  14. u1itn0w2day says:

    by approving the merger with conditions…

    Yep,the anti Fox wins. The lacky boys & girls at the FCC, subservient to prurient political and corporate interests put a politically correct hack spin things like discounted internet to make it ‘seem’ like it was in the public’s best interest.

    Shouldn’t the next set of government letters aka the FTC or Federal Trade Commission have a useless say on this merger monopoly builder.

  15. u1itn0w2day says:

    Those ‘on duty’ at the FCC during the approval of this merger include:

    Julius Genachowski- chairman

    Michael J Copps-commissioner
    Robert M McDowell-commissioner
    Mighon Clyburn-commissioner
    Meridith Attwell Baker-commissioner
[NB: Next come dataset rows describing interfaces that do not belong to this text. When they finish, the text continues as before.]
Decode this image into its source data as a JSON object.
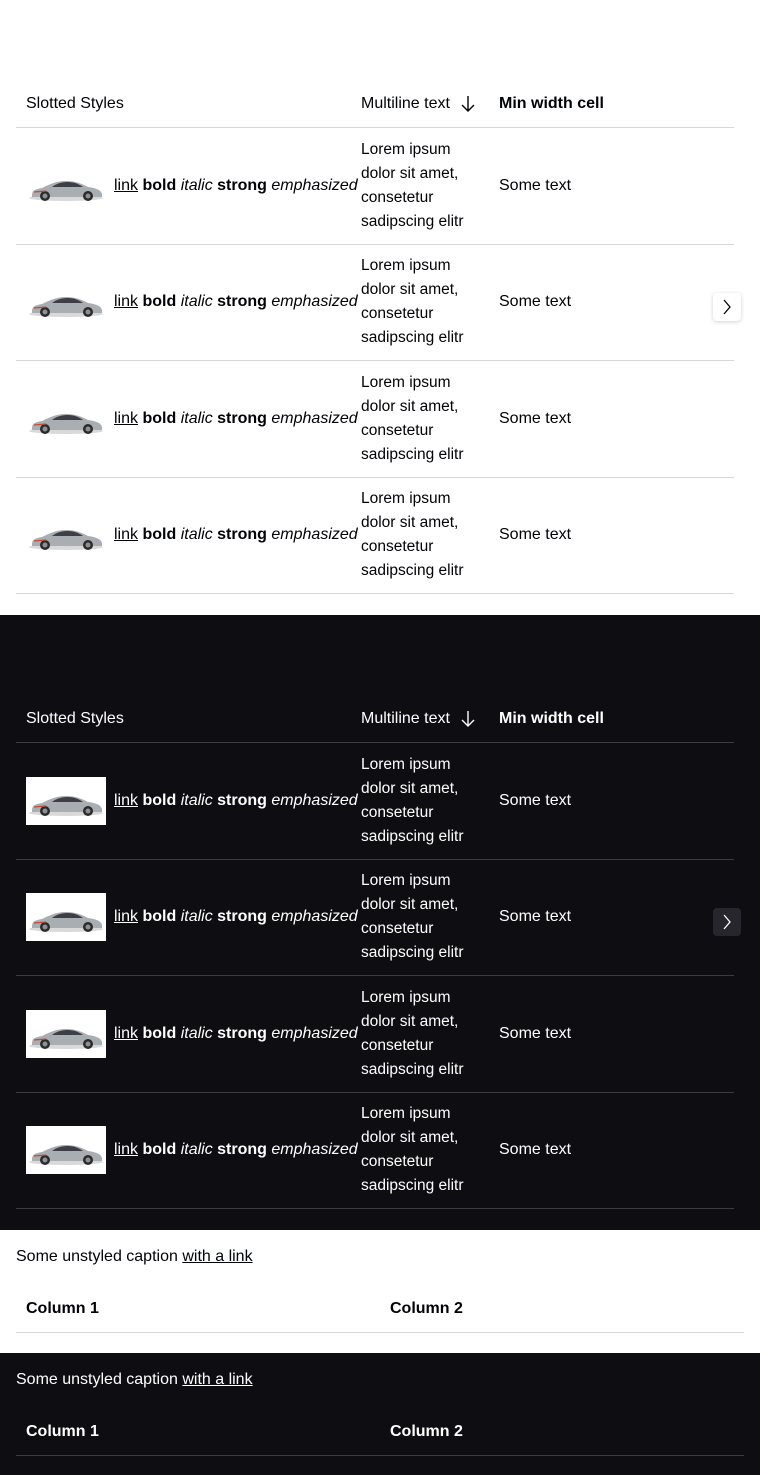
{
  "tables": [
    {
      "theme": "light",
      "headers": {
        "col1": "Slotted Styles",
        "col2": "Multiline text",
        "col3": "Min width cell"
      },
      "rows": [
        {
          "link": "link",
          "bold": "bold",
          "italic": "italic",
          "strong": "strong",
          "emphasized": "emphasized",
          "multiline": [
            "Lorem ipsum",
            "dolor sit amet,",
            "consetetur",
            "sadipscing elitr"
          ],
          "text": "Some text"
        },
        {
          "link": "link",
          "bold": "bold",
          "italic": "italic",
          "strong": "strong",
          "emphasized": "emphasized",
          "multiline": [
            "Lorem ipsum",
            "dolor sit amet,",
            "consetetur",
            "sadipscing elitr"
          ],
          "text": "Some text"
        },
        {
          "link": "link",
          "bold": "bold",
          "italic": "italic",
          "strong": "strong",
          "emphasized": "emphasized",
          "multiline": [
            "Lorem ipsum",
            "dolor sit amet,",
            "consetetur",
            "sadipscing elitr"
          ],
          "text": "Some text"
        },
        {
          "link": "link",
          "bold": "bold",
          "italic": "italic",
          "strong": "strong",
          "emphasized": "emphasized",
          "multiline": [
            "Lorem ipsum",
            "dolor sit amet,",
            "consetetur",
            "sadipscing elitr"
          ],
          "text": "Some text"
        }
      ],
      "icons": {
        "sort": "arrow-down-icon",
        "scroll": "chevron-right-icon",
        "image": "car-icon"
      }
    },
    {
      "theme": "dark",
      "headers": {
        "col1": "Slotted Styles",
        "col2": "Multiline text",
        "col3": "Min width cell"
      },
      "rows": [
        {
          "link": "link",
          "bold": "bold",
          "italic": "italic",
          "strong": "strong",
          "emphasized": "emphasized",
          "multiline": [
            "Lorem ipsum",
            "dolor sit amet,",
            "consetetur",
            "sadipscing elitr"
          ],
          "text": "Some text"
        },
        {
          "link": "link",
          "bold": "bold",
          "italic": "italic",
          "strong": "strong",
          "emphasized": "emphasized",
          "multiline": [
            "Lorem ipsum",
            "dolor sit amet,",
            "consetetur",
            "sadipscing elitr"
          ],
          "text": "Some text"
        },
        {
          "link": "link",
          "bold": "bold",
          "italic": "italic",
          "strong": "strong",
          "emphasized": "emphasized",
          "multiline": [
            "Lorem ipsum",
            "dolor sit amet,",
            "consetetur",
            "sadipscing elitr"
          ],
          "text": "Some text"
        },
        {
          "link": "link",
          "bold": "bold",
          "italic": "italic",
          "strong": "strong",
          "emphasized": "emphasized",
          "multiline": [
            "Lorem ipsum",
            "dolor sit amet,",
            "consetetur",
            "sadipscing elitr"
          ],
          "text": "Some text"
        }
      ],
      "icons": {
        "sort": "arrow-down-icon",
        "scroll": "chevron-right-icon",
        "image": "car-icon"
      }
    }
  ],
  "captions": [
    {
      "theme": "light",
      "text": "Some unstyled caption ",
      "link": "with a link",
      "col1": "Column 1",
      "col2": "Column 2"
    },
    {
      "theme": "dark",
      "text": "Some unstyled caption ",
      "link": "with a link",
      "col1": "Column 1",
      "col2": "Column 2"
    }
  ],
  "colors": {
    "light_bg": "#ffffff",
    "dark_bg": "#0e0e12",
    "light_text": "#010205",
    "dark_text": "#ffffff",
    "light_divider": "#d8d8db",
    "dark_divider": "#3b3b42"
  }
}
    These are the people and appointees than enable ‘mergers’ like this.

    http://en.wikipedia.org/wiki/Federal_Communications_Commission

    • rambo76098 says:

      Copps voted against it, and for good reason.

    • Cheap Sniveler: Sponsored by JustAnswer.comâ„¢ says:

      Julius Genachowski- I expected nothing less than this decision from him.

      Copps? Man, he’s the only one of the bunch with any balls at all. KUDOS to Copps!

      Every one of them is an appointee. Their jobs are gone when there is an administration change, unless there are no better lackeys in the other parties “good ol boy” network.

  16. DerangedKitsune says:

    My only questions are what kind of enforcement powers could be used against Comcast if they delay? Will punishment be anything other than monetary?

    If there’s no compelling enforcement and fines that aren’t crippling, I can’t really see Comcast abiding by any regulator’s deals.

  17. AllanG54 says:

    Well I’m sure this is not going to cost Comcast a bunch of dough in the long run because if it was then they’d be buying into a losing proposition and I’m sure they’re not spending billions to do that.

  18. Tallanvor says:

    “Will these rules do anything to protect consumers?”

    No.

  19. MedicallyNeedy says:

    Just look at the XM Sirius merger. Does it cost less then the $12 a month like they promised! NO!!

  20. mike says:

    How much does a politician go for these days?

    In all seriousness, how does this work? Does a conversation literally go, “Hey, re-election is coming up. I’ll give you $200 mil if you approve this bill/merger/etc.”

    Just how easy is it to bribe…I mean lobby…a politician?

  21. Rocket says:

    Well, we’re boned.

  22. FrugalFreak says:

    NO, they will just build loopholes and detours to fit thier agenda.

  23. gman863 says:

    My predictions:

    * Programs will no longer start at a given time – they will simply be labeled “between 8 and noon” or “between 1 and 5″. In some cases they will not show up at all.

    * Periodic outages of live programs will happen. If you call NBC you’ll hear a recording stating “we are currently aware of the problem and are trying to fix it.”

    * Ben Stein and Shaquille O’Neal will be named the new co-hosts of The Today Show.